Ramsay Health Care's earnings per share fell by 14% in the last twelve months. But over the longer term (5 years) earnings per share have increased by 8.0%.
A Limitation: P/E Ratios Ignore Debt and Cash In The Bank
It's important to note that the P/E ratio considers the market capitalization, not the enterprise value. That means it doesn't take debt or cash into account. Hypothetically, a company could reduce its future P/E ratio by spending its cash (or taking on debt) to achieve higher earnings.
Such spending might be good or bad, overall, but the key point here is that you need to look at debt to understand the P/E ratio in context.
Is Debt Impacting Ramsay Health Care's P/E?
Net debt is 37% of Ramsay Health Care's market cap. You'd want to be aware of this fact, but it doesn't bother us.
The Verdict On Ramsay Health Care's P/E Ratio
Ramsay Health Care has a P/E of 36.3. That's higher than the average in its market, which is 16.3. With a bit of debt, but a lack of recent growth, it's safe to say the market is expecting improved profit performance from the company, in the next few years.
Investors have an opportunity when market expectations about a stock are wrong. People often underestimate remarkable growth -- so investors can make money when fast growth is not fully appreciated. So this free visualization of the analyst consensus on future earnings could help you make the right decision about whether to buy, sell, or hold.

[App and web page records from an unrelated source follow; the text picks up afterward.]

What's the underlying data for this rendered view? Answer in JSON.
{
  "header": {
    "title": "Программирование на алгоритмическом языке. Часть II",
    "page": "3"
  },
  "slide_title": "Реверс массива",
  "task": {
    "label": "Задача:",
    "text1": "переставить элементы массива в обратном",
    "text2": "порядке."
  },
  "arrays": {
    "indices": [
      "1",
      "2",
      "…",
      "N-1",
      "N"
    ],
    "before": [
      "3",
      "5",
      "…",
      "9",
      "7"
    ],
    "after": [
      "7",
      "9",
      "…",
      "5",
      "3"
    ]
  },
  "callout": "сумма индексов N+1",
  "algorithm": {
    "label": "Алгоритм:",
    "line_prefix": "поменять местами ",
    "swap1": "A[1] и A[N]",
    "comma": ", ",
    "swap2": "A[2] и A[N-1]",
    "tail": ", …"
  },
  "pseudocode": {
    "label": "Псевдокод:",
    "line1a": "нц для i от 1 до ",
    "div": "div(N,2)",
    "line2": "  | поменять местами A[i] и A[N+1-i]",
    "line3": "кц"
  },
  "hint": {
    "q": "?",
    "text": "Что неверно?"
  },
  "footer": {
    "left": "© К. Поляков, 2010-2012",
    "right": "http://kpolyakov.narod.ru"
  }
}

But note: Ramsay Health Care may not be the best stock to buy. So take a peek at this free list of interesting companies with strong recent earnings growth (and a P/E ratio below 20).
We aim to bring you long-term focused research analysis driven by fundamental data. Note that our analysis may not factor in the latest price-sensitive company announcements or qualitative material.
If you spot an error that warrants correction, please contact the editor at firstname.lastname@example.org. This article by Simply Wall St is general in nature. It does not constitute a recommendation to buy or sell any stock, and does not take account of your objectives, or your financial situation. Simply Wall St has no position in the stocks mentioned. Thank you for reading.